If you’re constantly on the lookout for things that will help get your company’s message across, you may have seen the term “transparency in marketing” pop up from time to time. The general idea is that companies and organizations are more open about themselves when dealing with prospects. For some that means being more forthcoming about mistakes and failures. If you blew it in customer service—you say so. If your product didn’t perform as well as promised—you admit it. If you’re overstocked on an item, you don’t pretend that you got a great deal that you’re “passing on to the customer”—you own up to the fact that you over-ordered.
Transparency can also take the form of sharing lessons learned. Those lessons might have to do with the industry you’re part of. Here’s an example. At TRM Direct, we’re in the business of helping companies market their goods and services. About five years ago we focused an increasing amount of attention on what was (at that time) a new marketing emphasis called inbound marketing. After three years worth of experience we posted a blog entitled: The 3 Biggest Inbound Marketing Lessons We’ve Learned Over the Last 3 Years. In doing that, we were transparent about what we got right—and what we would have done differently.
What’s transparent about that? We didn’t just share things that would make us look good, but also mistakes or miscalculations we’d made. Being open with certain information helps build trust. Your clients expect you to be knowledgeable and professional. That doesn’t mean mistake-free. If you learned a tough lesson that can help someone else, you may want to share it.
Sometimes transparency in marketing means being really honest with prospects about whether or not you can help them. Lexus, BMW, Mercedes, and Tesla don’t pretend to make cars for everyone. They are high-end auto producers and their marketing projects that. Being clear and honest about who you are and what you can offer is important. You need to let potential customers see you for what you are. If what you offer doesn’t meet their needs, you can even help them look elsewhere. By doing that, you’re not wasting their time—or yours. Of course that means taking the time to understand who your real clients are in the first place.

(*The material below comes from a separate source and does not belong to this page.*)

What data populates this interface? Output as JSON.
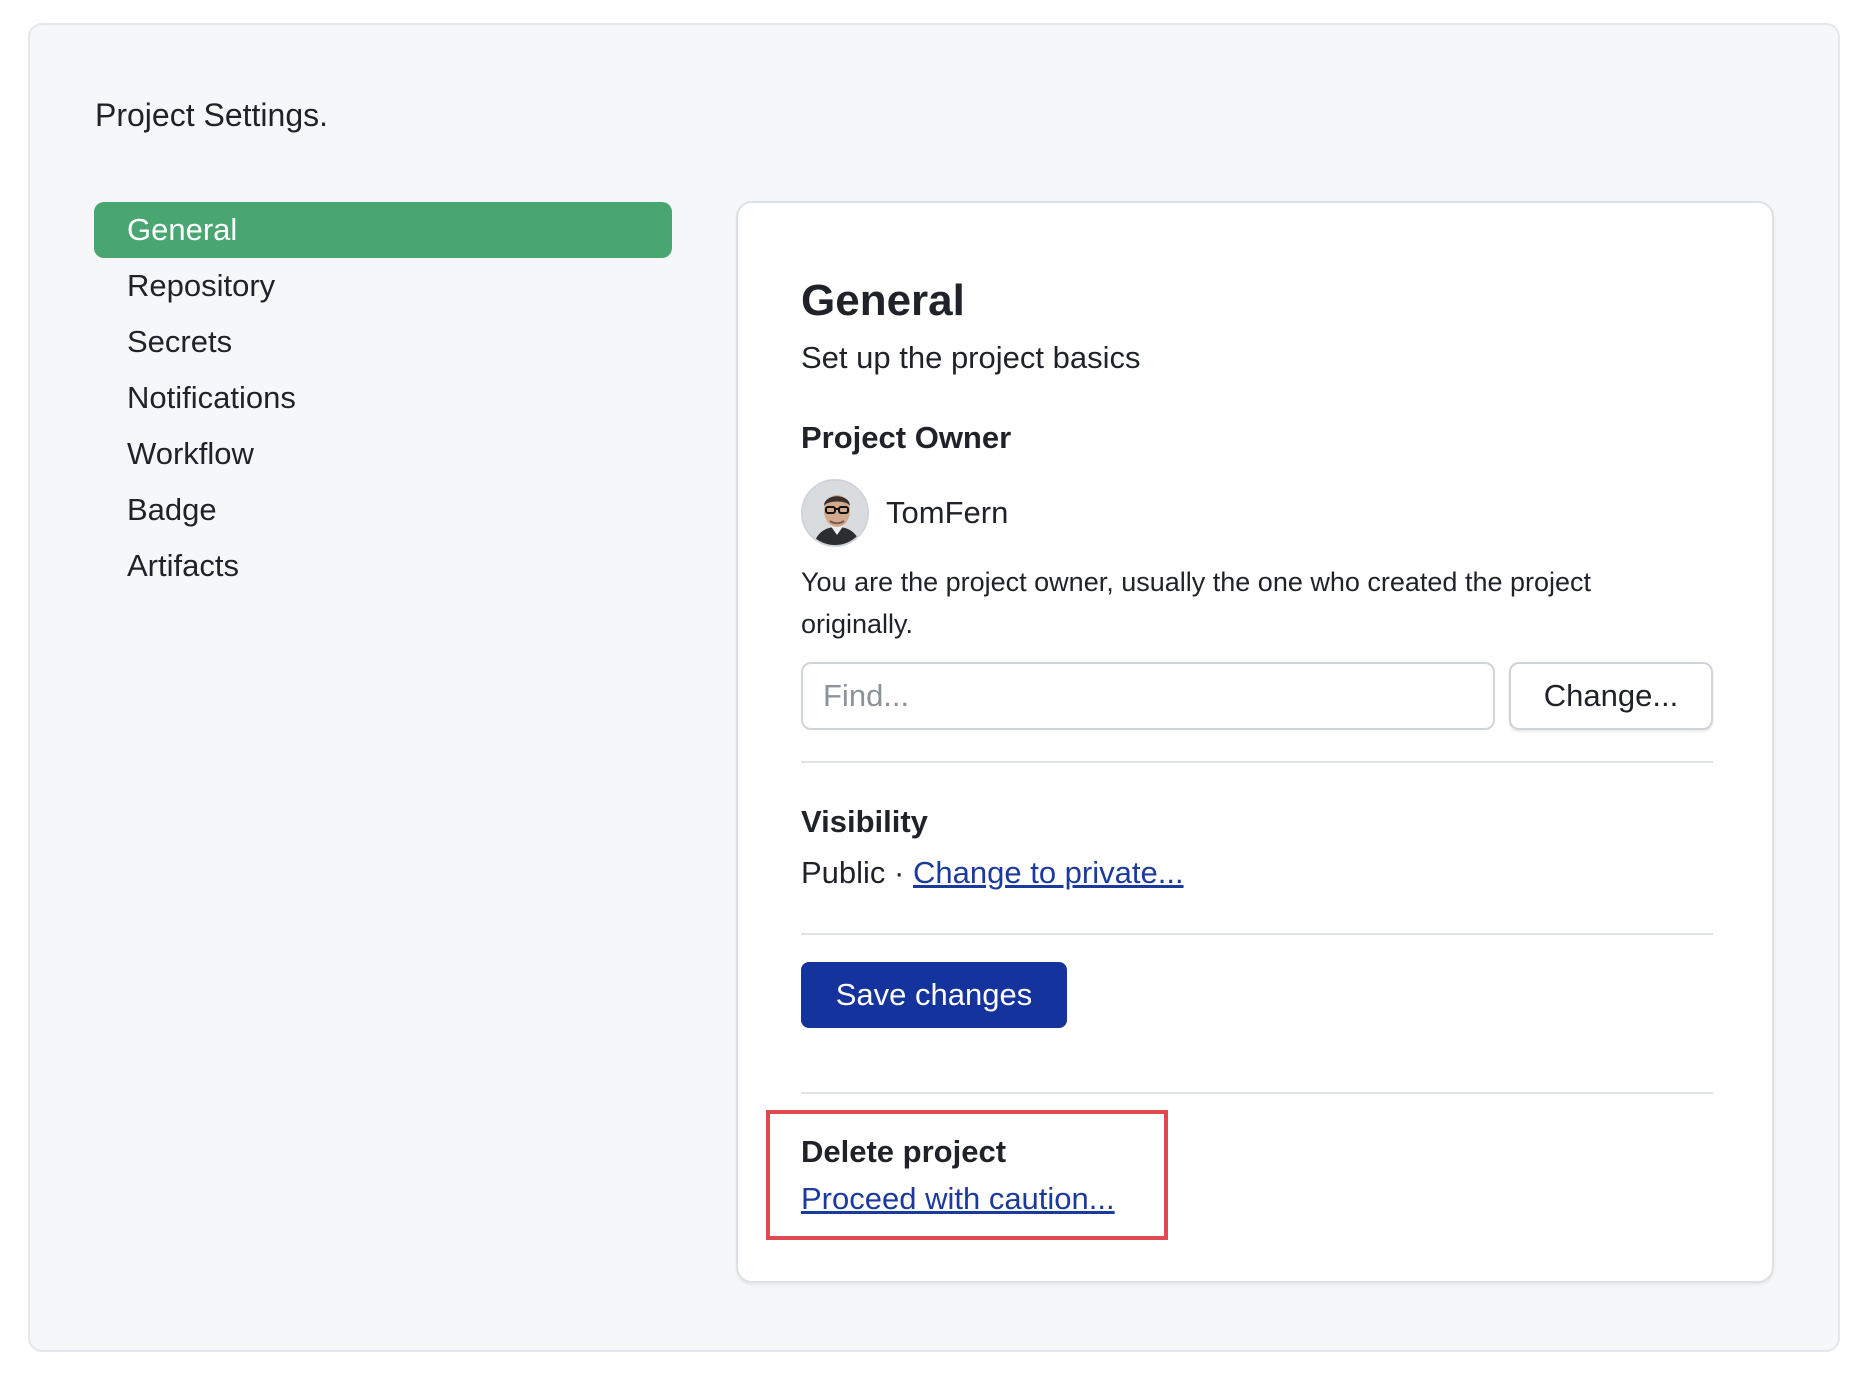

Transparency is about dropping the masks. Not everyone is your customer. Some customers want speed. Some want quality. Others are looking for low prices. You can’t be all things to all people. Let prospects know what they can expect from you.
Transparency is also important when it comes to your motives. You don’t want to trick people into responding to your mailings or your online offers by using gimmicks. You don’t want to mislead potential customers by dangling one thing in front of them and then giving them something different.
Why is transparency so important? Let’s face it: people talk to one another. Your business can present a good face online or in your traditional marketing endeavors, but prospects will talk to their friends—and they will seek out the opinions of people they don’t even know online. If you don’t “walk the talk,” word gets around. And in today’s “always online” world, the word can get around fast.
So drop the masks. Acknowledge your mistakes and share them when appropriate. Be honest about who you are and who your customers are. Your marketing results will be better because you’ll be dealing with people who really want to do business with you.